by Jeannie Assimos - May 29, 2013

Today’s guest blog comes from licensed psychologist Dr. Sherrie Campbell, who reveals how to deal with a really tough situation in your romantic life. What do you do if absolutely none of your friends or family are digging your new beau? Don’t ignore it, for starters…

What do you do when you are in love and your friends don’t like your new partner? You really like this person, they make you happy and things are going well. Things stop going well within you, however, when you begin to feel in the middle of your friends and your new relationship. You find that with your new love you are defending and explaining your friends — and with your friends you are defending and explaining your new love. So how the heck are you going to make these two parts of your life come together? At what point do you learn to live for yourself without feeling like you have to prove yourself and your choices to everyone?

Here are five steps to finding your answers:

Analyze the situation (with your eyes wide open!): Could jealousy or envy be a part of their dislike? Does your new love treat your friends with kindness and respect? Is your new love flirtatious with any of your friends? Is he/she attentive to you? Do they treat you respectfully in front of your friends? Do you complain about your new partner to them? Try to see from their perspective what this person could possibly being doing that they view as negative.

Consider their feedback: If you can see that something they are saying about your new partner is true, take this information in and decide how you want to handle it. Do you need to explain to your friends that your new love does not mean these behaviors in a negative way to help them better understand his/her personality?
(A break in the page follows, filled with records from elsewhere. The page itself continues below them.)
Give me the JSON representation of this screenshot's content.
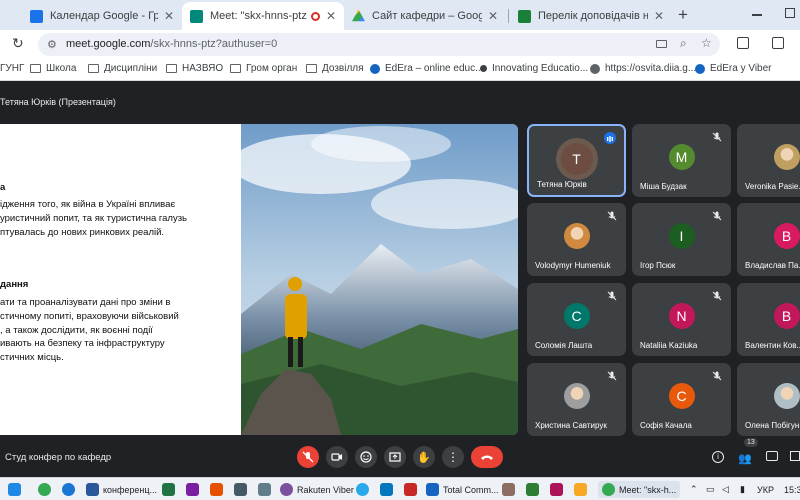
{
  "tabs": [
    {
      "title": "Календар Google - Графік по...",
      "color": "#1a73e8",
      "active": false
    },
    {
      "title": "Meet: \"skx-hnns-ptz\"",
      "color": "#00897b",
      "active": true
    },
    {
      "title": "Сайт кафедри – Google Диск",
      "color": "#fbbc04",
      "active": false
    },
    {
      "title": "Перелік доповідачів на студ к...",
      "color": "#188038",
      "active": false
    }
  ],
  "address": {
    "url_host": "meet.google.com",
    "url_path": "/skx-hnns-ptz?authuser=0"
  },
  "bookmarks": [
    "ГУНГ",
    "Школа",
    "Дисципліни",
    "НАЗВЯО",
    "Гром орган",
    "Дозвілля",
    "EdEra – online educ...",
    "Innovating Educatio...",
    "https://osvita.diia.g...",
    "EdEra у Viber"
  ],
  "presenter_label": "Тетяна Юрків (Презентація)",
  "slide": {
    "heading1": "а",
    "para1": [
      "ідження того, як війна в Україні впливає",
      "уристичний попит, та як туристична галузь",
      "птувалась до нових ринкових реалій."
    ],
    "heading2": "дання",
    "para2": [
      "ати та проаналізувати дані про зміни в",
      "стичному попиті, враховуючи військовий",
      ", а також дослідити, як воєнні події",
      "ивають на безпеку та інфраструктуру",
      "стичних місць."
    ]
  },
  "participants": [
    {
      "name": "Тетяна Юрків",
      "initial": "T",
      "color": "#6d4c41",
      "photo": false,
      "speaking": true
    },
    {
      "name": "Міша Будзак",
      "initial": "M",
      "color": "#558b2f",
      "photo": false,
      "speaking": false
    },
    {
      "name": "Veronika Pasie...",
      "initial": "V",
      "color": "#c0a060",
      "photo": true,
      "speaking": false
    },
    {
      "name": "Volodymyr Humeniuk",
      "initial": "V",
      "color": "#d08a40",
      "photo": true,
      "speaking": false
    },
    {
      "name": "Ігор Псюк",
      "initial": "I",
      "color": "#1b5e20",
      "photo": false,
      "speaking": false
    },
    {
      "name": "Владислав Па...",
      "initial": "B",
      "color": "#d81b60",
      "photo": false,
      "speaking": false
    },
    {
      "name": "Соломія Лашта",
      "initial": "C",
      "color": "#00796b",
      "photo": false,
      "speaking": false
    },
    {
      "name": "Nataliia Kaziuka",
      "initial": "N",
      "color": "#c2185b",
      "photo": false,
      "speaking": false
    },
    {
      "name": "Валентин Ков...",
      "initial": "B",
      "color": "#c2185b",
      "photo": false,
      "speaking": false
    },
    {
      "name": "Христина Савтирук",
      "initial": "X",
      "color": "#9e9e9e",
      "photo": true,
      "speaking": false
    },
    {
      "name": "Софія Качала",
      "initial": "C",
      "color": "#e8590c",
      "photo": false,
      "speaking": false
    },
    {
      "name": "Олена Побігун",
      "initial": "O",
      "color": "#b0bec5",
      "photo": true,
      "speaking": false
    }
  ],
  "meeting_name": "Студ конфер по кафедр",
  "people_count": "13",
  "taskbar": {
    "items": [
      "конференц...",
      "Rakuten Viber",
      "Total Comm...",
      "Meet: \"skx-h..."
    ],
    "lang": "УКР",
    "time": "15:3"
  }
}
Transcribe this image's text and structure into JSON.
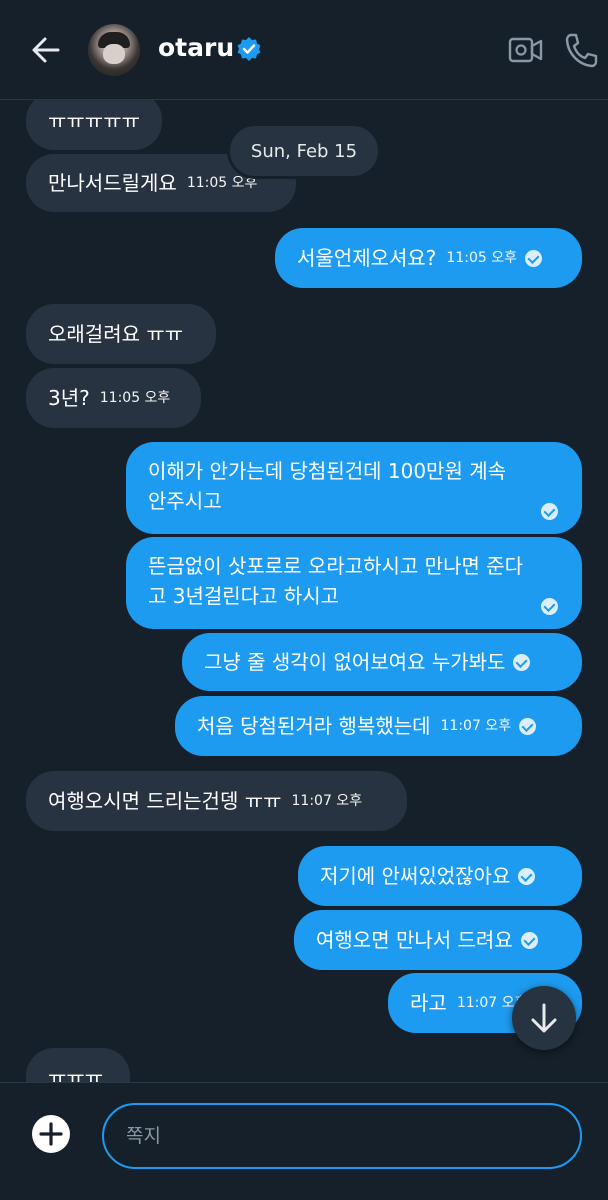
{
  "header": {
    "name": "otaru",
    "back_icon": "arrow-left-icon",
    "verified_icon": "verified-badge-icon",
    "video_icon": "video-call-icon",
    "phone_icon": "phone-icon",
    "colors": {
      "background": "#15202b",
      "accent": "#1d9bf0"
    }
  },
  "thread": {
    "date_separator": "Sun, Feb 15",
    "messages": [
      {
        "dir": "in",
        "text": "ㅠㅠㅠㅠㅠ"
      },
      {
        "dir": "in",
        "text": "만나서드릴게요",
        "time": "11:05 오후"
      },
      {
        "dir": "out",
        "text": "서울언제오셔요?",
        "time": "11:05 오후"
      },
      {
        "dir": "in",
        "text": "오래걸려요 ㅠㅠ"
      },
      {
        "dir": "in",
        "text": "3년?",
        "time": "11:05 오후"
      },
      {
        "dir": "out",
        "text": "이해가 안가는데 당첨된건데 100만원 계속 안주시고"
      },
      {
        "dir": "out",
        "text": "뜬금없이 삿포로로 오라고하시고 만나면 준다고 3년걸린다고 하시고"
      },
      {
        "dir": "out",
        "text": "그냥 줄 생각이 없어보여요 누가봐도"
      },
      {
        "dir": "out",
        "text": "처음 당첨된거라 행복했는데",
        "time": "11:07 오후"
      },
      {
        "dir": "in",
        "text": "여행오시면 드리는건뎅 ㅠㅠ",
        "time": "11:07 오후"
      },
      {
        "dir": "out",
        "text": "저기에 안써있었잖아요"
      },
      {
        "dir": "out",
        "text": "여행오면 만나서 드려요"
      },
      {
        "dir": "out",
        "text": "라고",
        "time": "11:07 오후"
      },
      {
        "dir": "in",
        "text": "ㅠㅠㅠ"
      }
    ]
  },
  "scroll_down_icon": "arrow-down-icon",
  "composer": {
    "add_icon": "plus-circle-icon",
    "placeholder": "쪽지"
  }
}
Question your partner: Do you feel pressured to be with your new love and not your friends? Does he/she talk to you nicely and treat you with respect? Is your new love self-sufficient and responsible? If you notice that they are being rude to your friends, then it is up to you to create the peace. Keep in mind that if your new partner deeply cares for you, then they will treat your friends with respect.

Question your friends: Do you feel pressured not to see your new love to be with your friends? Do you feel threatened you will either lose them or your new beau because there is not enough of you to please everyone? Sometimes friends really are just being too needy, which is part of the reason that communication is so important here. If it is really your friends who are jealous then there is not much you can do about that except to tell them it is what it is and eventually, if they are true friends, they will adjust and be happy for you.

Balance your time: If your friends think you are not spending enough time with them, then you need to do something to repair that. Do not lose touch with them. Commit to putting them into your schedule. There is no friend out there who will be ok with being totally abandoned for your new relationship.

Because you treasure your friends, find ways to let them know they are invaluable to you. Ultimately it is not up to your friends who you should or should not date. Take into consideration that sometimes it is the people outside of you who have a clear view into how someone is treating you. When you are in love you can justify things which are not or should not be justified in the name of love. Consider their feedback and then communicate. Communicate with both your friends and your new love directly. However, keep in mind you are here to have your own lessons in life and those lessons can only come from experiencing the consequences of your decisions.

If you are in a relationship with someone your friends do not like, they will need to accept your decision if you choose to stay because they will know you have to walk this path to learn.

Little life message: Do not lose yourself trying to prove yourself. Follow your heart and walk your path.

Dr. Sherrie Campbell is an author and a licensed psychologist with more than 19 years of clinical training and experience. She provides practical tools to help people overcome obstacles to self-love and truly achieve an empowered life.  She is featured regularly on national online media and has a successful practice in Southern California.  Get her article on Five Ways to Make Love the Common Ground in Your Communication.  Receive free insights from Sherrie through her Facebook community.